By Scott Soshnickand Eben Novy-Williams
Nike is ending its Oregon Project supporting elite track athletes after a top coach was banned for violating anti-doping rules in a scandal that has engulfed the sport’s biggest corporate backer. A company spokesman confirmed the decision, which came less than two weeks after the project’s head and coach Alberto Salazar was barred from the sport for four years.
The project’s demise is a blow to Nike’s track and field efforts. The company has €4bn (€3.62bn) in annual running sales, and its marketing within the professional ranks is a large part of that appeal.
Nike is the biggest sponsor of running across the world, with close partnerships with the US Olympic Committee, USA Track & Field, international events and national bodies. The company is a €132bn (€119bn) giant whose shares have risen almost 28% in the past year.
“This situation, along with ongoing unsubstantiated assertions, is a distraction for many of the athletes and is compromising their ability to focus on their training and competition needs,” Nike chief executive officer Mark Parker said in a letter sent to the project team. “I have therefore made the decision to wind down the Oregon Project.”
Following a US anti-doping agency probe that spanned years, an independent arbitration panel found that Mr Salazar helped traffic testosterone, a banned substance, and tampered with evidence, but found no evidence that he administered the drugs to runners.
Mr Salazar has denied wrongdoing and has said he will appeal. Nike “will continue to support Alberto in his appeal”, it said in its statement. Mr Parker, who was found by the agency to have been aware of some of Mr Salazar’s activity, has also stood by the coach.
Mr Salazar and Tom Clarke, still a Nike executive, helped found the Nike Oregon Project in 2001. The goal was to use cutting-edge technology — Nike’s — and training methods to create a distance-running juggernaut.
It was a union of expertise and sponsorship unlike any other in the track world. Working out of Nike’s Oregon headquarters, Mr Salazar and his team found a lot of success, especially with British distance runner Mo Farah, who won a total of four Olympic gold medals at the 2012 and 2016 games.
US runner Galen Rupp, a two-time Olympian, was perhaps Mr Salazar’s other most successful runner. Over time the team became a focus of the track community, both for Mr Salazar’s training methods and for rumours of doping. Many of those allegations formed the backbone of USADA‘s ruling against him.
The four-year ban was the doping agency’s highest-profile ruling since 2016, when it banned cycling champion Lance Armstrong for life.

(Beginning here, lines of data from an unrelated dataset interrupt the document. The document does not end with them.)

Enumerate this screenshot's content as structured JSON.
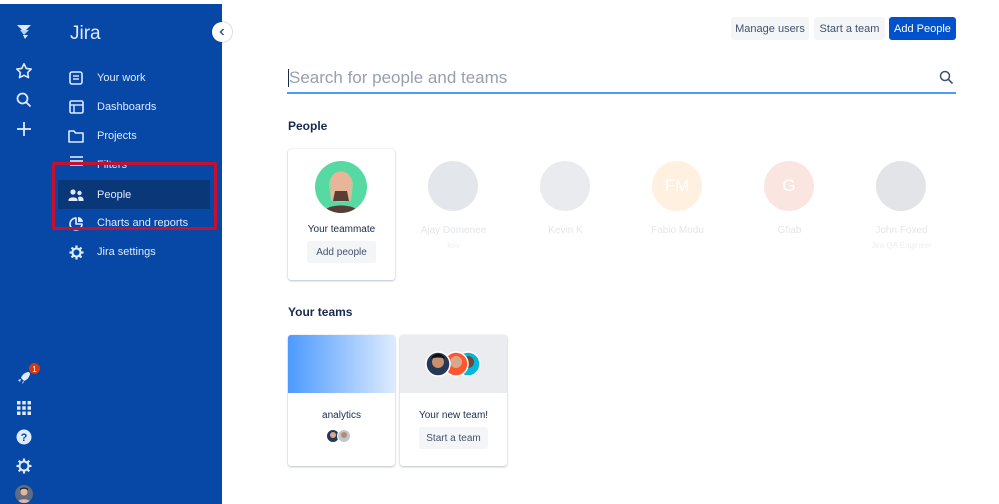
{
  "rail": {
    "icons": [
      "jira-logo-icon",
      "star-icon",
      "search-icon",
      "plus-icon",
      "rocket-icon",
      "app-switcher-icon",
      "help-icon",
      "settings-icon"
    ],
    "notification_count": "1"
  },
  "sidebar": {
    "title": "Jira",
    "items": [
      {
        "label": "Your work",
        "icon": "your-work-icon"
      },
      {
        "label": "Dashboards",
        "icon": "dashboard-icon"
      },
      {
        "label": "Projects",
        "icon": "folder-icon"
      },
      {
        "label": "Filters",
        "icon": "filter-icon"
      },
      {
        "label": "People",
        "icon": "people-icon",
        "active": true
      },
      {
        "label": "Charts and reports",
        "icon": "chart-icon"
      },
      {
        "label": "Jira settings",
        "icon": "gear-icon"
      }
    ]
  },
  "header": {
    "manage_users": "Manage users",
    "start_team": "Start a team",
    "add_people": "Add People"
  },
  "search": {
    "placeholder": "Search for people and teams"
  },
  "people": {
    "heading": "People",
    "teammate_label": "Your teammate",
    "add_people_label": "Add people",
    "faded_cards": [
      {
        "name": "Ajay Domenee",
        "sub": "kov",
        "initials": "",
        "color": "#253858"
      },
      {
        "name": "Kevin K",
        "sub": "",
        "initials": "",
        "color": "#505f79"
      },
      {
        "name": "Fabio Modu",
        "sub": "",
        "initials": "FM",
        "color": "#ff8b00"
      },
      {
        "name": "Gfiab",
        "sub": "",
        "initials": "G",
        "color": "#de350b"
      },
      {
        "name": "John Foxed",
        "sub": "Jira QA Engineer",
        "initials": "",
        "color": "#172b4d"
      }
    ]
  },
  "teams": {
    "heading": "Your teams",
    "team_name": "analytics",
    "new_team_label": "Your new team!",
    "start_team_label": "Start a team"
  },
  "colors": {
    "nav_bg": "#0747a6",
    "primary": "#0052cc",
    "highlight": "#c8102e"
  }
}
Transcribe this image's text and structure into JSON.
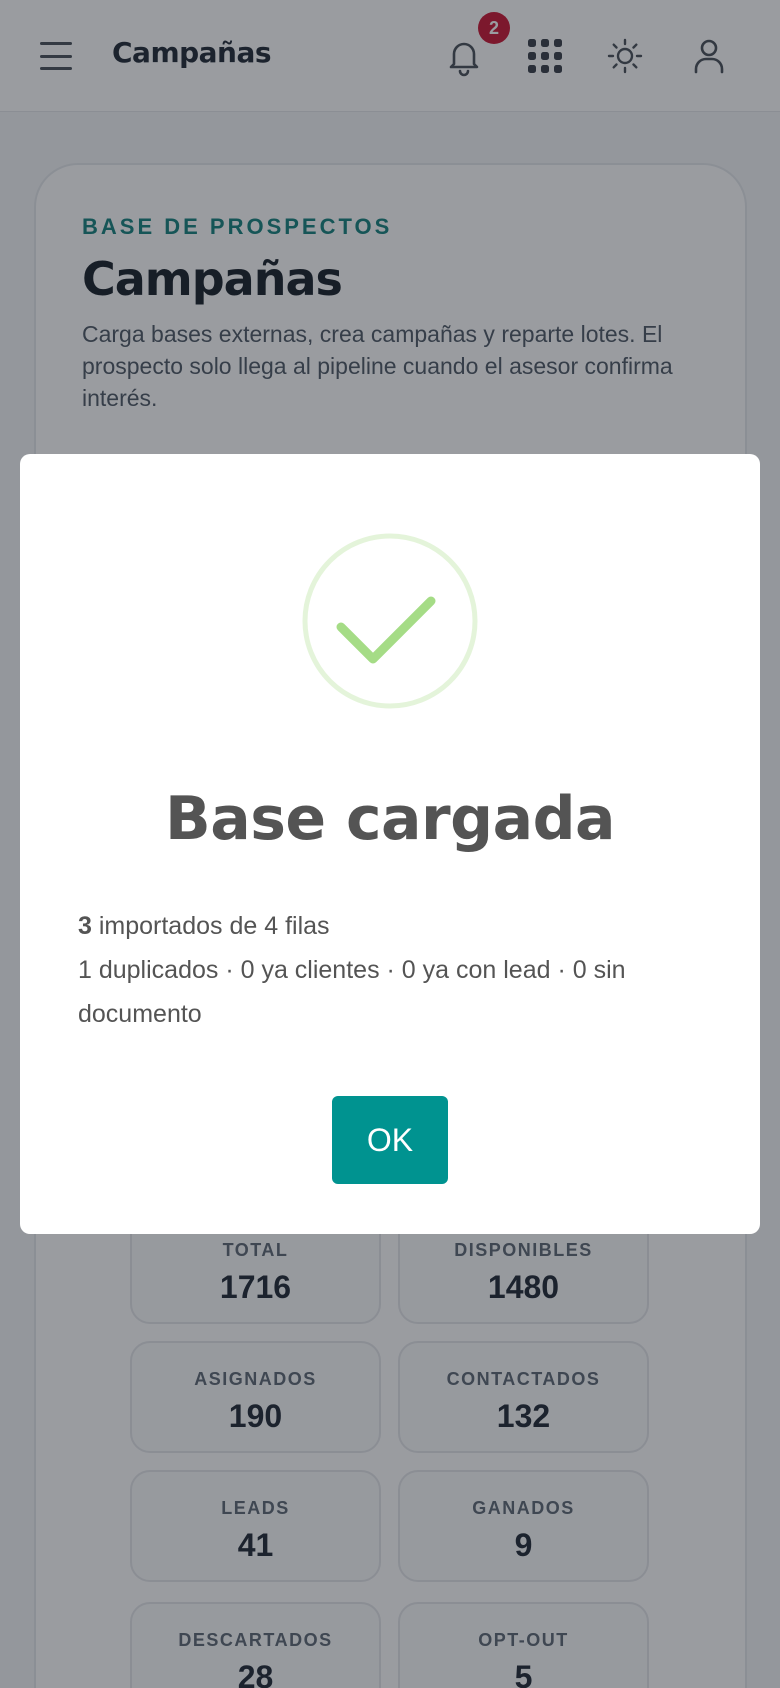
{
  "header": {
    "title": "Campañas",
    "notification_count": "2",
    "icons": [
      "menu-icon",
      "bell-icon",
      "apps-grid-icon",
      "sun-icon",
      "user-icon"
    ]
  },
  "page": {
    "eyebrow": "BASE DE PROSPECTOS",
    "title": "Campañas",
    "description": "Carga bases externas, crea campañas y reparte lotes. El prospecto solo llega al pipeline cuando el asesor confirma interés."
  },
  "stats": [
    {
      "label": "TOTAL",
      "value": "1716"
    },
    {
      "label": "DISPONIBLES",
      "value": "1480"
    },
    {
      "label": "ASIGNADOS",
      "value": "190"
    },
    {
      "label": "CONTACTADOS",
      "value": "132"
    },
    {
      "label": "LEADS",
      "value": "41"
    },
    {
      "label": "GANADOS",
      "value": "9"
    },
    {
      "label": "DESCARTADOS",
      "value": "28"
    },
    {
      "label": "OPT-OUT",
      "value": "5"
    }
  ],
  "modal": {
    "title": "Base cargada",
    "imported_count": "3",
    "imported_text": " importados de 4 filas",
    "detail": "1 duplicados · 0 ya clientes · 0 ya con lead · 0 sin documento",
    "ok_label": "OK",
    "icon": "success-check-icon"
  },
  "colors": {
    "accent": "#0f7f7a",
    "ok_button": "#009390",
    "badge": "#c8102e",
    "success": "#a5dc86"
  }
}
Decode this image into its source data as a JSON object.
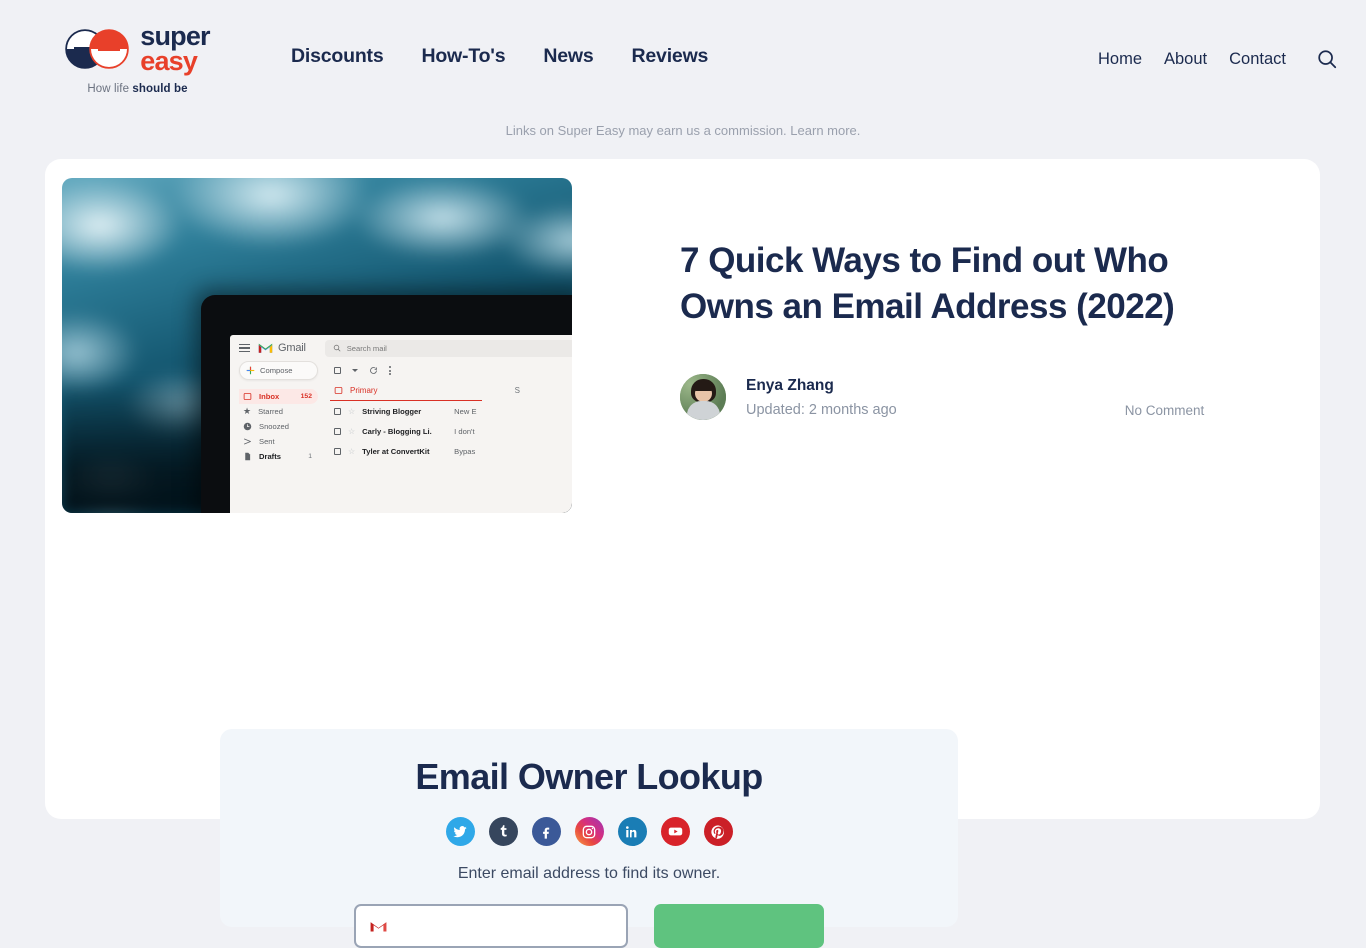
{
  "brand": {
    "name_line1": "super",
    "name_line2": "easy",
    "tagline_light": "How life ",
    "tagline_bold": "should be"
  },
  "nav": {
    "primary": [
      {
        "label": "Discounts"
      },
      {
        "label": "How-To's"
      },
      {
        "label": "News"
      },
      {
        "label": "Reviews"
      }
    ],
    "secondary": [
      {
        "label": "Home"
      },
      {
        "label": "About"
      },
      {
        "label": "Contact"
      }
    ],
    "search_icon": "search-icon"
  },
  "disclaimer": {
    "text": "Links on Super Easy may earn us a commission.",
    "link": "Learn more."
  },
  "article": {
    "title": "7 Quick Ways to Find out Who Owns an Email Address (2022)",
    "author": "Enya Zhang",
    "updated": "Updated: 2 months ago",
    "comments": "No Comment"
  },
  "hero": {
    "alt": "tablet displaying Gmail inbox on blurred ocean background",
    "gmail": {
      "brand": "Gmail",
      "search_placeholder": "Search mail",
      "compose": "Compose",
      "folders": [
        {
          "label": "Inbox",
          "count": "152",
          "active": true
        },
        {
          "label": "Starred",
          "count": "",
          "active": false
        },
        {
          "label": "Snoozed",
          "count": "",
          "active": false
        },
        {
          "label": "Sent",
          "count": "",
          "active": false
        },
        {
          "label": "Drafts",
          "count": "1",
          "active": false
        }
      ],
      "tab": "Primary",
      "tab_secondary": "S",
      "rows": [
        {
          "sender": "Striving Blogger",
          "preview": "New E"
        },
        {
          "sender": "Carly - Blogging Li.",
          "preview": "I don't"
        },
        {
          "sender": "Tyler at ConvertKit",
          "preview": "Bypas"
        }
      ]
    }
  },
  "lookup": {
    "title": "Email Owner Lookup",
    "subtitle": "Enter email address to find its owner.",
    "socials": [
      {
        "name": "twitter",
        "glyph": "ᴠ",
        "color": "#2fa8e8"
      },
      {
        "name": "tumblr",
        "glyph": "t",
        "color": "#36465d"
      },
      {
        "name": "facebook",
        "glyph": "f",
        "color": "#3b5998"
      },
      {
        "name": "instagram",
        "glyph": "□",
        "color": "#d62f7f"
      },
      {
        "name": "linkedin",
        "glyph": "in",
        "color": "#1a7db5"
      },
      {
        "name": "youtube",
        "glyph": "▶",
        "color": "#d8232a"
      },
      {
        "name": "pinterest",
        "glyph": "P",
        "color": "#cb1f27"
      }
    ],
    "input_placeholder": "",
    "input_value": "",
    "button_label": ""
  },
  "colors": {
    "page_bg": "#f0f1f5",
    "card_bg": "#ffffff",
    "navy": "#1b2a4e",
    "brand_red": "#e8402a",
    "panel_bg": "#f2f6fa",
    "button_green": "#5fc37f",
    "muted": "#8b94a3"
  }
}
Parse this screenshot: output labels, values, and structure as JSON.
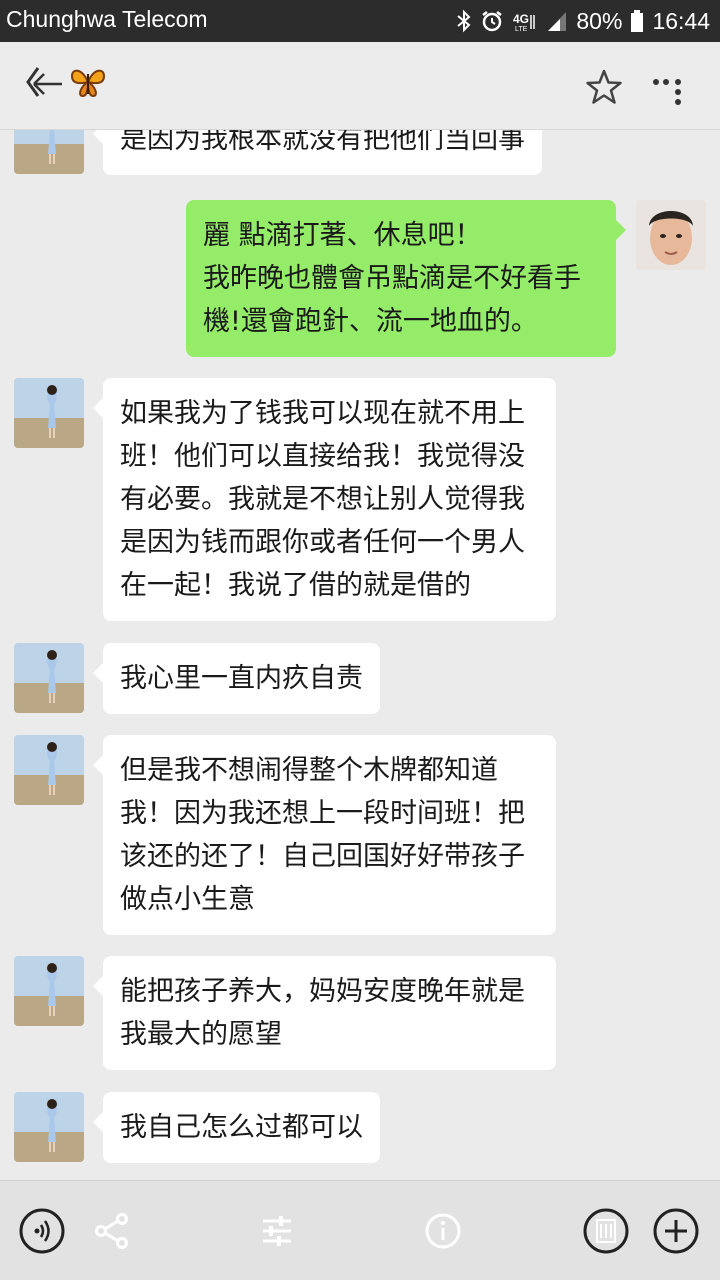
{
  "status_bar": {
    "carrier": "Chunghwa Telecom",
    "battery": "80%",
    "time": "16:44",
    "network": "4G"
  },
  "header": {
    "contact_icon": "butterfly-emoji",
    "back_icon": "back-arrow-icon",
    "star_icon": "star-icon",
    "more_icon": "more-icon"
  },
  "messages": [
    {
      "side": "in",
      "text": "是因为我根本就没有把他们当回事"
    },
    {
      "side": "out",
      "text": "麗 點滴打著、休息吧！\n我昨晚也體會吊點滴是不好看手\n機!還會跑針、流一地血的。"
    },
    {
      "side": "in",
      "text": "如果我为了钱我可以现在就不用上\n班！他们可以直接给我！我觉得没\n有必要。我就是不想让别人觉得我\n是因为钱而跟你或者任何一个男人\n在一起！我说了借的就是借的"
    },
    {
      "side": "in",
      "text": "我心里一直内疚自责"
    },
    {
      "side": "in",
      "text": "但是我不想闹得整个木牌都知道\n我！因为我还想上一段时间班！把\n该还的还了！自己回国好好带孩子\n做点小生意"
    },
    {
      "side": "in",
      "text": "能把孩子养大，妈妈安度晚年就是\n我最大的愿望"
    },
    {
      "side": "in",
      "text": "我自己怎么过都可以"
    }
  ],
  "bottom_bar": {
    "icons": [
      "voice-icon",
      "share-icon",
      "adjust-icon",
      "info-icon",
      "delete-icon",
      "add-icon"
    ]
  },
  "colors": {
    "outgoing_bubble": "#95ec69",
    "incoming_bubble": "#ffffff",
    "chat_background": "#ebebeb",
    "status_bar": "#2c2c2c"
  }
}
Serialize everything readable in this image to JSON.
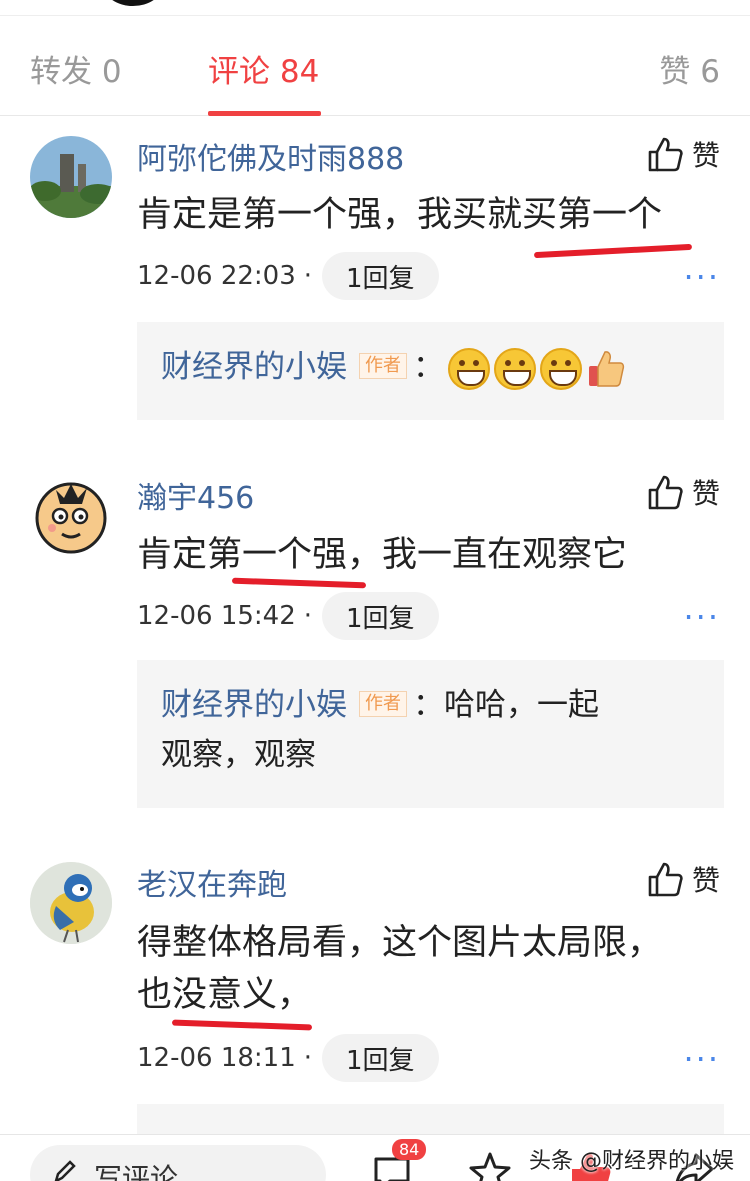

Closing the Oregon Project won’t end Nike’s dominance as a sponsor of track athletes. The team had about a dozen members, according to its website, a small percentage of the many runners sponsored by the world’s largest sports foot and clothing company.
Some of Nike Oregon Project’s runners are coached by people other than Mr Salazar. They include Dutch star Sifan Hassan, who recently won the women’s 10,000m at the World Championships in Qatar and US sprinter Donavan Brazier, who set a US record in the men’s 800m at the same race.
Nike will help all of its athletes under the programme with choosing the coaching set-up that is right for them in this transition, Mr Parker said.